NFlanders said...

Wow, m. Very inappropriate. It reminds me of a mission companion who in our district prayer asked God to help me be more obedient.
Good times.

Anonymous said...

What? Only an hour! Try SS/EQ, one can usually kickstart a good discussion - say something a bit liberal and watch the sparks fly...

Rusty said...

It's true that there are many things said that are inappropriate. But isn't that true no matter where you go, no matter what group you belong to? Yeah there are a lot of crazies in our Church, but to suggest that the Church drives out a lot of the normal, rational, reasonable people (and imply that the right-wing crazies all stay active) seems a bit loony. All sorts of people leave the Church. Just like all sorts of people join it. Yes, there are way too many right-wingers, but isn't that part of the challenge? Christ taught the wicked, not the righteous.

NFlanders said...

Good point, Rusty, but I think you have to admit life is probably harder for Saints of the liberal persuasion.
I didn't know there were Mormon liberals before I found By Common Consent.
The ironic thing is that, politically, I'm not all that liberal. But when it comes to Mormon issues I am probably on the far left of the scale.

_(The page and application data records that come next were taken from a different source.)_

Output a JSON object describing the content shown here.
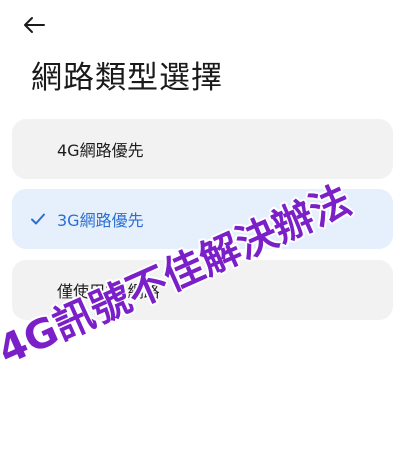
{
  "header": {
    "title": "網路類型選擇",
    "back_icon": "arrow-left-icon"
  },
  "options": [
    {
      "label": "4G網路優先",
      "selected": false
    },
    {
      "label": "3G網路優先",
      "selected": true
    },
    {
      "label": "僅使用2G網路",
      "selected": false
    }
  ],
  "overlay": {
    "text": "4G訊號不佳解決辦法"
  },
  "colors": {
    "accent": "#2c6fd1",
    "selected_bg": "#e6f0fc",
    "card_bg": "#f2f2f2",
    "overlay_text": "#7b1fc9",
    "overlay_outline": "#ffffff"
  }
}
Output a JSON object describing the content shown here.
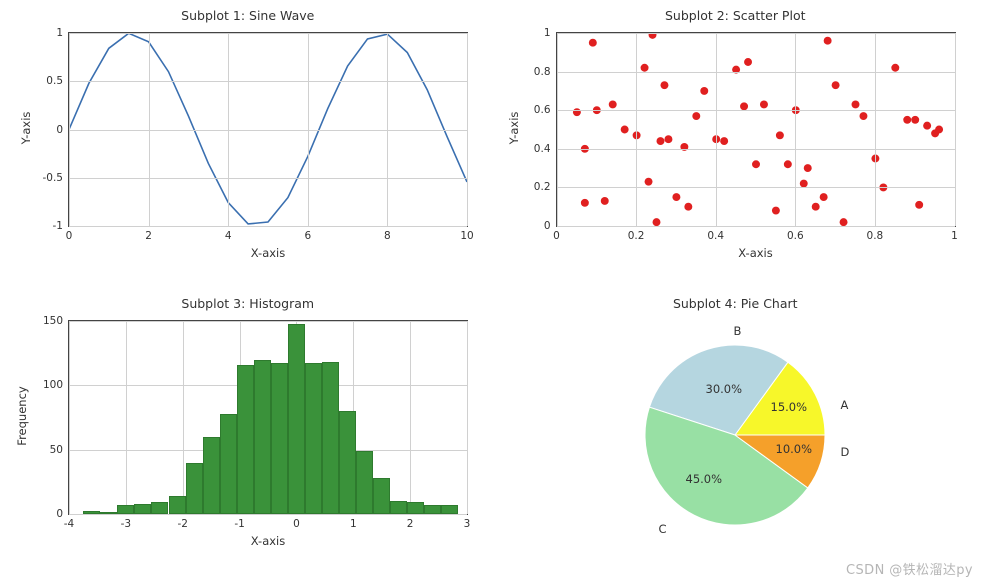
{
  "chart_data": [
    {
      "type": "line",
      "title": "Subplot 1: Sine Wave",
      "xlabel": "X-axis",
      "ylabel": "Y-axis",
      "xlim": [
        0,
        10
      ],
      "ylim": [
        -1.0,
        1.0
      ],
      "x_ticks": [
        0,
        2,
        4,
        6,
        8,
        10
      ],
      "y_ticks": [
        -1.0,
        -0.5,
        0.0,
        0.5,
        1.0
      ],
      "x": [
        0,
        0.5,
        1,
        1.5,
        2,
        2.5,
        3,
        3.5,
        4,
        4.5,
        5,
        5.5,
        6,
        6.5,
        7,
        7.5,
        8,
        8.5,
        9,
        9.5,
        10
      ],
      "y": [
        0.0,
        0.479,
        0.841,
        0.997,
        0.909,
        0.599,
        0.141,
        -0.351,
        -0.757,
        -0.978,
        -0.959,
        -0.706,
        -0.279,
        0.215,
        0.657,
        0.938,
        0.989,
        0.798,
        0.412,
        -0.075,
        -0.544
      ],
      "color": "#3a6fb0"
    },
    {
      "type": "scatter",
      "title": "Subplot 2: Scatter Plot",
      "xlabel": "X-axis",
      "ylabel": "Y-axis",
      "xlim": [
        0.0,
        1.0
      ],
      "ylim": [
        0.0,
        1.0
      ],
      "x_ticks": [
        0.0,
        0.2,
        0.4,
        0.6,
        0.8,
        1.0
      ],
      "y_ticks": [
        0.0,
        0.2,
        0.4,
        0.6,
        0.8,
        1.0
      ],
      "x": [
        0.05,
        0.07,
        0.07,
        0.09,
        0.1,
        0.12,
        0.14,
        0.17,
        0.2,
        0.22,
        0.23,
        0.24,
        0.25,
        0.26,
        0.27,
        0.28,
        0.3,
        0.32,
        0.33,
        0.35,
        0.37,
        0.4,
        0.42,
        0.45,
        0.47,
        0.48,
        0.5,
        0.52,
        0.55,
        0.56,
        0.58,
        0.6,
        0.62,
        0.63,
        0.65,
        0.67,
        0.68,
        0.7,
        0.72,
        0.75,
        0.77,
        0.8,
        0.82,
        0.85,
        0.88,
        0.9,
        0.91,
        0.93,
        0.95,
        0.96
      ],
      "y": [
        0.59,
        0.12,
        0.4,
        0.95,
        0.6,
        0.13,
        0.63,
        0.5,
        0.47,
        0.82,
        0.23,
        0.99,
        0.02,
        0.44,
        0.73,
        0.45,
        0.15,
        0.41,
        0.1,
        0.57,
        0.7,
        0.45,
        0.44,
        0.81,
        0.62,
        0.85,
        0.32,
        0.63,
        0.08,
        0.47,
        0.32,
        0.6,
        0.22,
        0.3,
        0.1,
        0.15,
        0.96,
        0.73,
        0.02,
        0.63,
        0.57,
        0.35,
        0.2,
        0.82,
        0.55,
        0.55,
        0.11,
        0.52,
        0.48,
        0.5
      ],
      "color": "#e02020"
    },
    {
      "type": "bar",
      "title": "Subplot 3: Histogram",
      "xlabel": "X-axis",
      "ylabel": "Frequency",
      "xlim": [
        -4,
        3
      ],
      "ylim": [
        0,
        150
      ],
      "x_ticks": [
        -4,
        -3,
        -2,
        -1,
        0,
        1,
        2,
        3
      ],
      "y_ticks": [
        0,
        50,
        100,
        150
      ],
      "bin_edges": [
        -3.75,
        -3.45,
        -3.15,
        -2.85,
        -2.55,
        -2.25,
        -1.95,
        -1.65,
        -1.35,
        -1.05,
        -0.75,
        -0.45,
        -0.15,
        0.15,
        0.45,
        0.75,
        1.05,
        1.35,
        1.65,
        1.95,
        2.25,
        2.55,
        2.85
      ],
      "counts": [
        2,
        0,
        7,
        8,
        9,
        14,
        40,
        60,
        78,
        116,
        120,
        117,
        148,
        117,
        118,
        80,
        49,
        28,
        10,
        9,
        7,
        7
      ],
      "color": "#3a923a"
    },
    {
      "type": "pie",
      "title": "Subplot 4: Pie Chart",
      "labels": [
        "A",
        "B",
        "C",
        "D"
      ],
      "values": [
        15.0,
        30.0,
        45.0,
        10.0
      ],
      "colors": [
        "#f7f72a",
        "#b5d6e0",
        "#98e0a4",
        "#f5a02a"
      ],
      "label_text": {
        "A": "15.0%",
        "B": "30.0%",
        "C": "45.0%",
        "D": "10.0%"
      }
    }
  ],
  "watermark": "CSDN @铁松溜达py"
}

Anonymous said...

Did the Bishop mention anything about the Pope's position on the death penalty? How about the war in Iraq and the "war on terror" in general? My guess is that he didn't.

Mike said...

I was going to ask the same thing as the last anonymous poster. I disagree with the Pope's stand on birth control, however I do respect the work he did.
He was consistent in his pro-life stance being anti-death penalty and fairly anti-war.

He was also somewhat left of center economically.

It does bother me when people are quick to embrace the possible political allies while ignoring everything else about them. Living in the (kind of) south I see this with Mormons lining up politically with the same ultra-conservative Christians who are writing anti-mormon material.

Eric said...

And I was just going to say what Anonymous and Mike said.

I don't think that, officially at least, the Catholic church has been particularly politically conservative. It's just that the abortion issue seems to trump everything else.